If you missed kooky / tearjerky rom-com Last Christmas (Universal) during its brief run in multiplexes in December, fear not. It’s arriving on digital disk just in time for watching or giving as a gift on Valentine’s Day on February 14th..
When Kate (Emilia Clarke) was a young girl she got solos in the church choir. While still chasing her dream of becoming a singer and actress, she works dressed as an elf in a Christmas shop run by a woman who goes by the name Santa (Michelle Yeoh). As if the costume and constant disparaging remarks from Santa aren’t degrading enough, she’s currently couch-surfing after moving out of her immigrant parents’ house.
Kate, who is called Katarina by her mother Petra (Emma Thompson) and lawyer-turned-mini-cab-driver Ivan (Boris Isakovic), was a coddled, sickly child. As an adult, she was fortunate to receive a heart transplant. Nevertheless, this parental treatment caused years of stress between Kate and older sister Marta (Lydia Leonard), who is successful in her job but has not been given as much attention as Kate.

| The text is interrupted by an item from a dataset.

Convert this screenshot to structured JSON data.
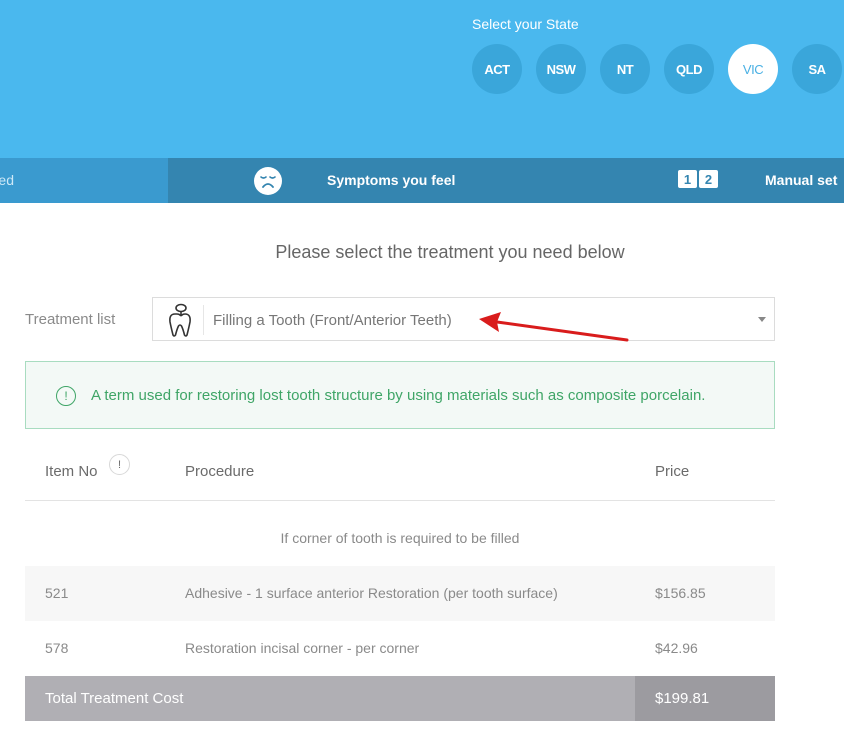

Regardless of her health situation, Kate has a history of bad choices and destructive behavior. She went home from a bar with a man whose girlfriend returned early and caught her in the shower. She has electrocuted a friend’s fish and set another friend’s model galleon on fire. She is also very irresponsible at work. To make matters worse, she’s rolling her suitcase around London with nowhere to stay.
Her one source of joy is George Michael, whose music is stitched into the fabric of the movie, sometimes as background and other times essential to the story. Another unexpected source of happiness occurs when she “meets cute” a hot young man named Tom (Henry Golding). Through all of her trials and tribulations, Tom is there for her, providing encouragement, teaching her to ice skate for a “Frozen on Ice” audition, showing her London sites she’d never seen before, teaching her how to be an all-around better person and always telling her to “look up”.
Kate eventually comes to her senses. She’s a better employee. She makes amends with Marta whom she cruelly outed at a family dinner. She apologized to all the friends she wronged over the years. She even exhibits sensitivity to both family members and strangers caught up in the racial tensions being highlighted by Brexit (a completely unexpected addition to the storyline).
Directed Paul Feig (“Bridesmaids”), Last Christmas wants to be the 2010’s Brit holiday rom-com in the mode of Love, Actually, The Holiday, and Bridget Jones’ Diary. Depending on how you feel about that kind of sappy manipulation, you will either love or hate Last Christmas. To be fair, the big reveal, a happy/sad guardian angel finale with a twist (no spoilers here!), may come as a surprise to some viewers and put the movie in a category of its own.
Blu-ray / DVD bonus material includes an alternate opening and ending, blooper reel, deleted scenes, five featurettes and more.
Gregg Shapiro is the author of Fifty Degrees (Seven Kitchens, 2016), selected by Ching-In Chen as co-winner of the Robin Becker Chapbook Prize. Other books by Shapiro include the short story collections How to Whistle (Lethe Press, 2016) and Lincoln Avenue (Squares and Rebels Press, 2014), the chapbook GREGG SHAPIRO: 77 (Souvenir Spoon Press, 2012), and the poetry collection Protection (Gival Press, 2008).
He has work forthcoming in the anthology Reading Queer: Poetry in a Time of Chaos (Anhinga Press, 2018). An entertainment journalist, whose interviews and reviews run in a variety of regional LGBT and mainstream publications and websites, Shapiro lives in Fort Lauderdale, Florida with his husband Rick and their dog Coco.